Set down every record below exactly as it stands, leaving out the pictures.

──────────

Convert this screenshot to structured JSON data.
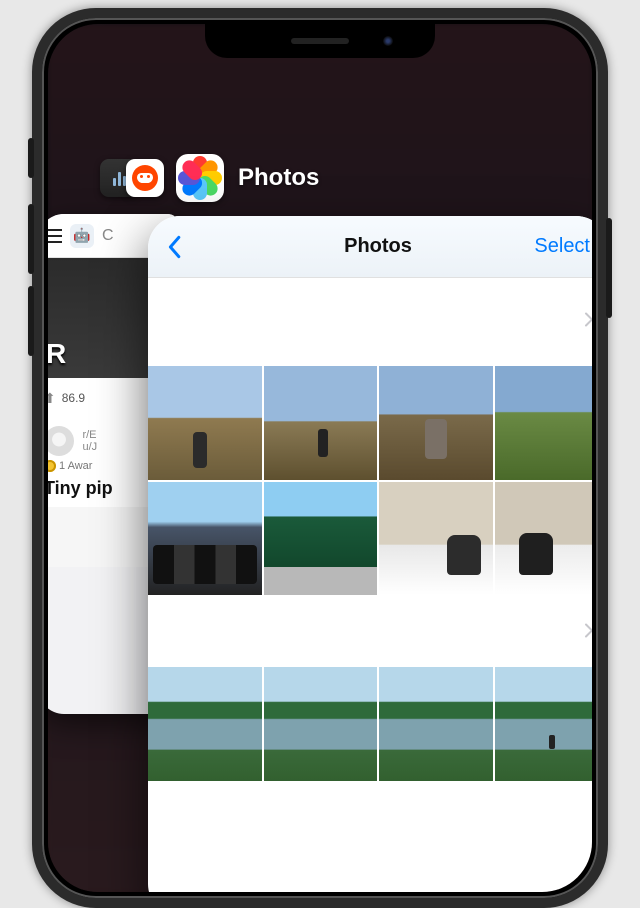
{
  "switcher": {
    "foreground_app": {
      "name": "Photos",
      "icon": "photos-app-icon"
    },
    "background_app_icons": [
      "stocks-icon",
      "reddit-icon"
    ]
  },
  "photos_card": {
    "nav": {
      "back_icon": "chevron-left-icon",
      "title": "Photos",
      "select_label": "Select"
    },
    "section_chevron": "chevron-right-icon"
  },
  "reddit_card": {
    "search_letter": "C",
    "hero_letter": "R",
    "upvote_count": "86.9",
    "post_sub": "r/E",
    "post_user": "u/J",
    "award_label": "1 Awar",
    "post_title": "Tiny pip"
  }
}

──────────

• _Exercise output_:
Convert this screenshot to structured JSON data.
{
  "switcher": {
    "foreground_app": {
      "name": "Photos",
      "icon": "photos-app-icon"
    },
    "background_app_icons": [
      "stocks-icon",
      "reddit-icon"
    ]
  },
  "photos_card": {
    "nav": {
      "back_icon": "chevron-left-icon",
      "title": "Photos",
      "select_label": "Select"
    },
    "section_chevron": "chevron-right-icon"
  },
  "reddit_card": {
    "search_letter": "C",
    "hero_letter": "R",
    "upvote_count": "86.9",
    "post_sub": "r/E",
    "post_user": "u/J",
    "award_label": "1 Awar",
    "post_title": "Tiny pip"
  }
}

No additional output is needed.